Second phase of brown-headed nuthatch reintroduction to the Missouri Ozarks begins


Photo by Andrew Kinslow.

Shubha Gautam

 In total, 56 Brown-headed Nuthatches were translocated to Missouri’s Mark Twain National Forest from the Ouachita National Forest in Arkansas between August and September of this year as part of the Missouri Department of Conservation’s (MDC) effort to reintroduce the bird species to the state, Sarah Kendrick, state ornithologist with the MDC, said. The reintroduction plan commenced in 2020, bringing 102 of the once extirpated birds to Missouri throughout the last two years. 

The bird disappeared from Missouri in the early 1900s, after six million acres of shortleaf pine, the nuthatch’s natural habitat according to the American Bird Conservancy, were logged in southern Missouri in the late 1800s and early 1900s. 

Kendrick coordinated the reintroduction with two others at the University of Missouri—Columbia and the U.S. Forest Service northern research center. She said the process took immense cooperation from groups such as the Fish and Wildlife Service, and the Arkansas Game and Fish Commission, along with support from individuals involved with Brown-headed Nuthatch reintroduction in states like Florida. 

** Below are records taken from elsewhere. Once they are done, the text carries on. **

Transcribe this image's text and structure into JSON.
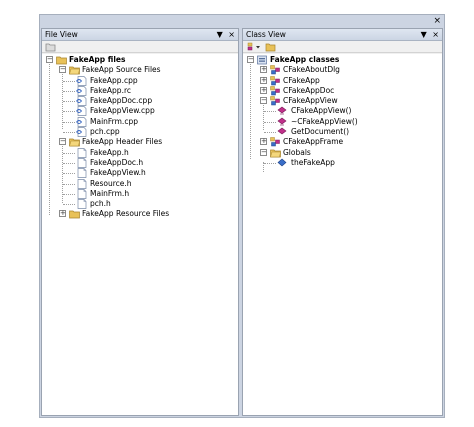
{
  "frame": {
    "close_glyph": "×"
  },
  "file_view": {
    "title": "File View",
    "dropdown_glyph": "▼",
    "close_glyph": "×",
    "tree": {
      "root": "FakeApp files",
      "source": {
        "label": "FakeApp Source Files",
        "files": [
          "FakeApp.cpp",
          "FakeApp.rc",
          "FakeAppDoc.cpp",
          "FakeAppView.cpp",
          "MainFrm.cpp",
          "pch.cpp"
        ]
      },
      "header": {
        "label": "FakeApp Header Files",
        "files": [
          "FakeApp.h",
          "FakeAppDoc.h",
          "FakeAppView.h",
          "Resource.h",
          "MainFrm.h",
          "pch.h"
        ]
      },
      "resource": {
        "label": "FakeApp Resource Files"
      }
    }
  },
  "class_view": {
    "title": "Class View",
    "dropdown_glyph": "▼",
    "close_glyph": "×",
    "tree": {
      "root": "FakeApp classes",
      "classes": [
        "CFakeAboutDlg",
        "CFakeApp",
        "CFakeAppDoc",
        "CFakeAppView"
      ],
      "view_members": [
        "CFakeAppView()",
        "~CFakeAppView()",
        "GetDocument()"
      ],
      "frame_class": "CFakeAppFrame",
      "globals": {
        "label": "Globals",
        "items": [
          "theFakeApp"
        ]
      }
    }
  },
  "icons": {
    "folder": "folder-icon",
    "project": "project-icon",
    "cpp_file": "cpp-file-icon",
    "header_file": "header-file-icon",
    "class": "class-icon",
    "method": "method-icon",
    "global_var": "global-variable-icon"
  },
  "colors": {
    "folder_yellow": "#e8c158",
    "frame_blue": "#ccd4e2",
    "method_magenta": "#c0308a",
    "global_blue": "#3a6ec8"
  }
}
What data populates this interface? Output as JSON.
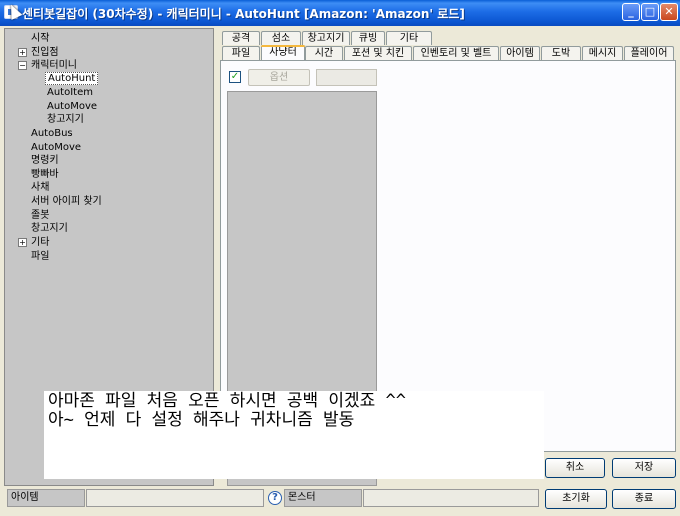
{
  "window": {
    "title": "센티봇길잡이 (30차수정) - 캐릭터미니 - AutoHunt [Amazon: 'Amazon' 로드]",
    "controls": {
      "minimize": "_",
      "maximize": "□",
      "close": "✕"
    }
  },
  "tree": {
    "items": [
      {
        "label": "시작",
        "expander": ""
      },
      {
        "label": "진입점",
        "expander": "+"
      },
      {
        "label": "캐릭터미니",
        "expander": "−"
      },
      {
        "label": "AutoHunt",
        "expander": ""
      },
      {
        "label": "AutoItem",
        "expander": ""
      },
      {
        "label": "AutoMove",
        "expander": ""
      },
      {
        "label": "창고지기",
        "expander": ""
      },
      {
        "label": "AutoBus",
        "expander": ""
      },
      {
        "label": "AutoMove",
        "expander": ""
      },
      {
        "label": "명령키",
        "expander": ""
      },
      {
        "label": "빵빠바",
        "expander": ""
      },
      {
        "label": "사채",
        "expander": ""
      },
      {
        "label": "서버 아이피 찾기",
        "expander": ""
      },
      {
        "label": "졸봇",
        "expander": ""
      },
      {
        "label": "창고지기",
        "expander": ""
      },
      {
        "label": "기타",
        "expander": "+"
      },
      {
        "label": "파일",
        "expander": ""
      }
    ]
  },
  "tabs_row1": [
    {
      "label": "공격"
    },
    {
      "label": "섬소"
    },
    {
      "label": "창고지기"
    },
    {
      "label": "큐빙"
    },
    {
      "label": "기타"
    }
  ],
  "tabs_row2": [
    {
      "label": "파일"
    },
    {
      "label": "사냥터"
    },
    {
      "label": "시간"
    },
    {
      "label": "포션 및 치킨"
    },
    {
      "label": "인벤토리 및 벨트"
    },
    {
      "label": "아이템"
    },
    {
      "label": "도박"
    },
    {
      "label": "메시지"
    },
    {
      "label": "플레이어"
    }
  ],
  "panel": {
    "checkbox_mark": "✓",
    "option_button": "옵션"
  },
  "buttons": {
    "cancel": "취소",
    "save": "저장",
    "reset": "초기화",
    "exit": "종료"
  },
  "status": {
    "left_label": "아이템",
    "help": "?",
    "right_label": "몬스터"
  },
  "overlay": {
    "line1": "아마존 파일 처음 오픈 하시면 공백 이겠죠 ^^",
    "line2": "아~ 언제 다 설정 해주나 귀차니즘 발동"
  }
}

“The three of us […] led the effort from the beginning and saw it through,” Kendrick said. “Once we got the permits, and I coordinated all the people to go down and help us trap [Brown-headed Nuthatches,] the three of us brought all the partners together from Arkansas and Missouri to decide whether we should do this or not. We were the ones […] on the ground helping trap the birds in Arkansas, we flew north with them when we moved them up to Missouri, we drove them to the sites, we banded them, we put the radio tags on them—we pretty much were very hands on throughout the entire thing.”

Andrew Kinslow, Honors Biology and AP Environmental Science teacher at RBHS, was invited to help  with the process in September of this year after a hurricane shortened Kendrick’s time for releasing the birds and volunteers were limited because of the COVID-19 pandemic. He helped release the birds into the Mark Twain National Forest. 

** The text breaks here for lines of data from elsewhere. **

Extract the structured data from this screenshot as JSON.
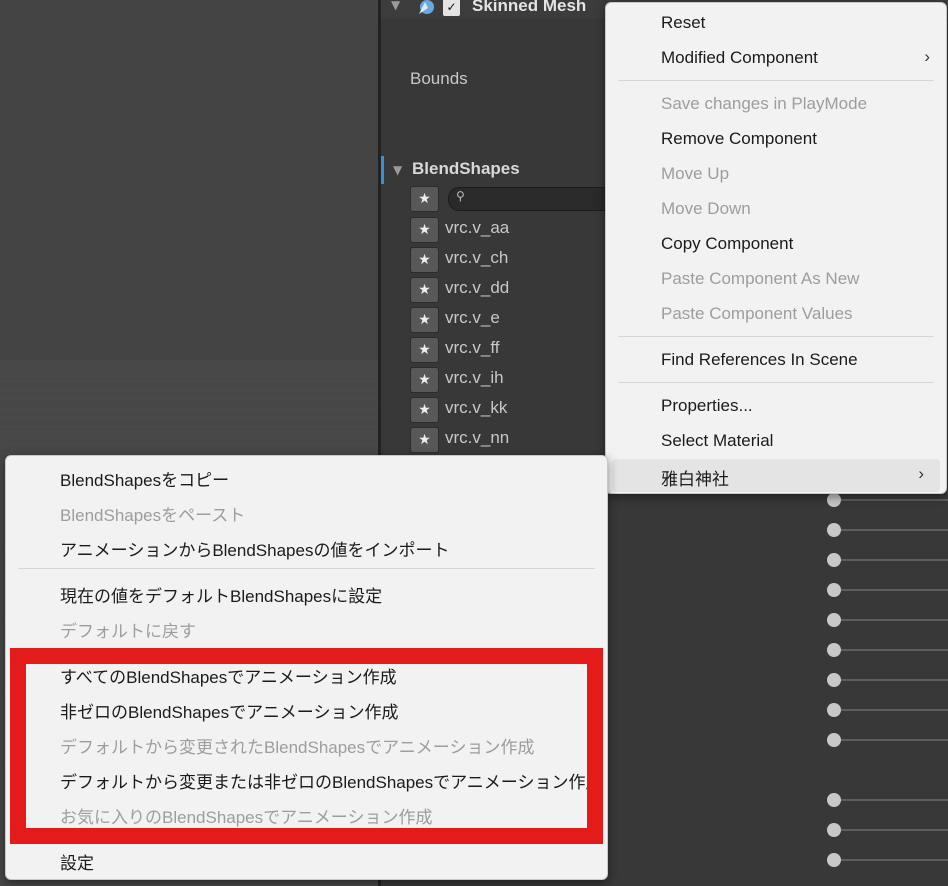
{
  "inspector": {
    "component_title": "Skinned Mesh",
    "bounds_label": "Bounds",
    "blendshapes_title": "BlendShapes",
    "blendshape_items": [
      "vrc.v_aa",
      "vrc.v_ch",
      "vrc.v_dd",
      "vrc.v_e",
      "vrc.v_ff",
      "vrc.v_ih",
      "vrc.v_kk",
      "vrc.v_nn"
    ],
    "star_glyph": "★",
    "checkbox_glyph": "✓"
  },
  "component_menu": {
    "items": [
      {
        "label": "Reset",
        "disabled": false
      },
      {
        "label": "Modified Component",
        "disabled": false,
        "submenu": true
      },
      {
        "label": "Save changes in PlayMode",
        "disabled": true
      },
      {
        "label": "Remove Component",
        "disabled": false
      },
      {
        "label": "Move Up",
        "disabled": true
      },
      {
        "label": "Move Down",
        "disabled": true
      },
      {
        "label": "Copy Component",
        "disabled": false
      },
      {
        "label": "Paste Component As New",
        "disabled": true
      },
      {
        "label": "Paste Component Values",
        "disabled": true
      },
      {
        "label": "Find References In Scene",
        "disabled": false
      },
      {
        "label": "Properties...",
        "disabled": false
      },
      {
        "label": "Select Material",
        "disabled": false
      },
      {
        "label": "雅白神社",
        "disabled": false,
        "submenu": true,
        "highlighted": true
      }
    ],
    "submenu_arrow": "›"
  },
  "blendshape_menu": {
    "items": [
      {
        "label": "BlendShapesをコピー",
        "disabled": false
      },
      {
        "label": "BlendShapesをペースト",
        "disabled": true
      },
      {
        "label": "アニメーションからBlendShapesの値をインポート",
        "disabled": false
      },
      {
        "label": "現在の値をデフォルトBlendShapesに設定",
        "disabled": false
      },
      {
        "label": "デフォルトに戻す",
        "disabled": true
      },
      {
        "label": "すべてのBlendShapesでアニメーション作成",
        "disabled": false
      },
      {
        "label": "非ゼロのBlendShapesでアニメーション作成",
        "disabled": false
      },
      {
        "label": "デフォルトから変更されたBlendShapesでアニメーション作成",
        "disabled": true
      },
      {
        "label": "デフォルトから変更または非ゼロのBlendShapesでアニメーション作成",
        "disabled": false
      },
      {
        "label": "お気に入りのBlendShapesでアニメーション作成",
        "disabled": true
      },
      {
        "label": "設定",
        "disabled": false
      }
    ]
  },
  "colors": {
    "highlight_box": "#e41b1b",
    "accent": "#3d8fd6",
    "menu_bg": "#f2f2f2",
    "disabled_text": "#9d9d9d"
  }
}
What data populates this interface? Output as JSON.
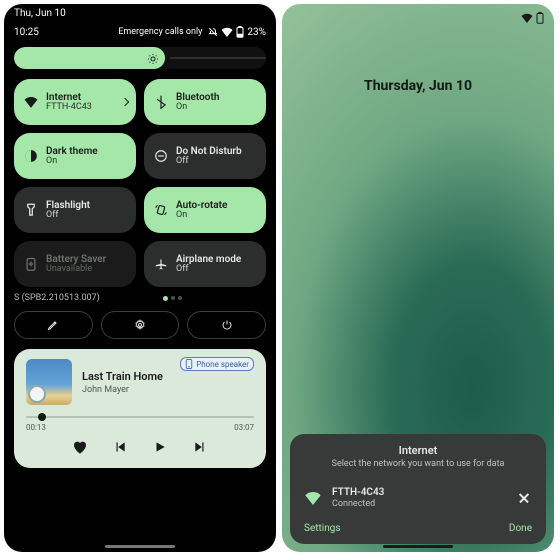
{
  "left": {
    "statusDate": "Thu, Jun 10",
    "clock": "10:25",
    "emergency": "Emergency calls only",
    "batteryPercent": "23%",
    "brightness": {
      "percent": 60
    },
    "tiles": [
      {
        "id": "internet",
        "label": "Internet",
        "sub": "FTTH-4C43",
        "state": "on",
        "icon": "wifi",
        "chevron": true
      },
      {
        "id": "bluetooth",
        "label": "Bluetooth",
        "sub": "On",
        "state": "on",
        "icon": "bluetooth"
      },
      {
        "id": "darktheme",
        "label": "Dark theme",
        "sub": "On",
        "state": "on",
        "icon": "darkmode"
      },
      {
        "id": "dnd",
        "label": "Do Not Disturb",
        "sub": "Off",
        "state": "off",
        "icon": "dnd"
      },
      {
        "id": "flashlight",
        "label": "Flashlight",
        "sub": "Off",
        "state": "off",
        "icon": "flashlight"
      },
      {
        "id": "autorotate",
        "label": "Auto-rotate",
        "sub": "On",
        "state": "on",
        "icon": "rotate"
      },
      {
        "id": "battsaver",
        "label": "Battery Saver",
        "sub": "Unavailable",
        "state": "dim",
        "icon": "battsaver"
      },
      {
        "id": "airplane",
        "label": "Airplane mode",
        "sub": "Off",
        "state": "off",
        "icon": "airplane"
      }
    ],
    "build": "S (SPB2.210513.007)",
    "pageDots": {
      "count": 3,
      "active": 0
    },
    "actions": {
      "edit": "edit",
      "settings": "settings",
      "power": "power"
    },
    "media": {
      "outputChip": "Phone speaker",
      "title": "Last Train Home",
      "artist": "John Mayer",
      "elapsed": "00:13",
      "duration": "03:07",
      "progressPct": 7
    }
  },
  "right": {
    "date": "Thursday, Jun 10",
    "sheet": {
      "title": "Internet",
      "subtitle": "Select the network you want to use for data",
      "network": {
        "name": "FTTH-4C43",
        "status": "Connected"
      },
      "settings": "Settings",
      "done": "Done"
    }
  },
  "colors": {
    "accent": "#a4e7a8",
    "tileOff": "#2b2e2c",
    "tileDim": "#1a1b1a"
  }
}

“COVID[-19] was the single biggest challenge that they [Kendrick and other volunteers] faced,” Kinslow said. “And it [the reintroduction] was very, very reduced last year because nobody had vaccinations. There wasn’t anything out there yet, so [Kendrick] did it with a skeleton crew. Both years have had hurricanes that [have] come into the Gulf Coast and […] up into Arkansas and disrupted that.”

Rowan Schul, former bird banding intern and student of Kinslow and freshman at Loyola University Chicago, believes that the Brown-headed Nuthatch will restore Missouri’s ecosystem.

“The reintroduction of the nuthatches will advance the restoration of Mark Twain National Forest,” Schul said. “They create holes and cavities in dead trees to nest in, and when they move on from the cavities, they are used by other species. Hopefully it will aid in the restoration of the ecosystem and make it healthier.”

Nets are set up next to audio recorders playing their calls, said Kendrick. She also painted a small wooden bird to look like a Brown-headed Nuthatch to attract the real birds. Once they fly into the net, they are placed into cardboard tubes with ventilation and screen mesh at their ends and are transported to an airport in Fort Smith, Arkansas. From there, they are brought to south-central Missouri and driven to the release site and banded. A United States Geological Survey aluminum band with a unique serial number goes on one leg, while a combination of two colored bands goes on the other to differentiate the birds and make them identifiable by binoculars. Around half of the birds receive radio tags on their back, which fall off after a couple of months. 

Kendrick said the reintroduction of the Brown-headed Nuthatch to Missouri is a “feel-good” conservation story for the managers of the Mark Twain National Forest and for the woodland management restoration effort. 

“I’ve had a lot of fun in the field with my colleagues who I’ve worked on it with, but I think the very first time we caught nuthatches and I got to take them out of the net, and actually hold one and be like, ‘It works! We actually trapped one!’,” Kendrick said, “that was probably one of the best memories  as it was working out.”

Have you seen a brown-headed nuthatch in the wild? Let us know in the comments.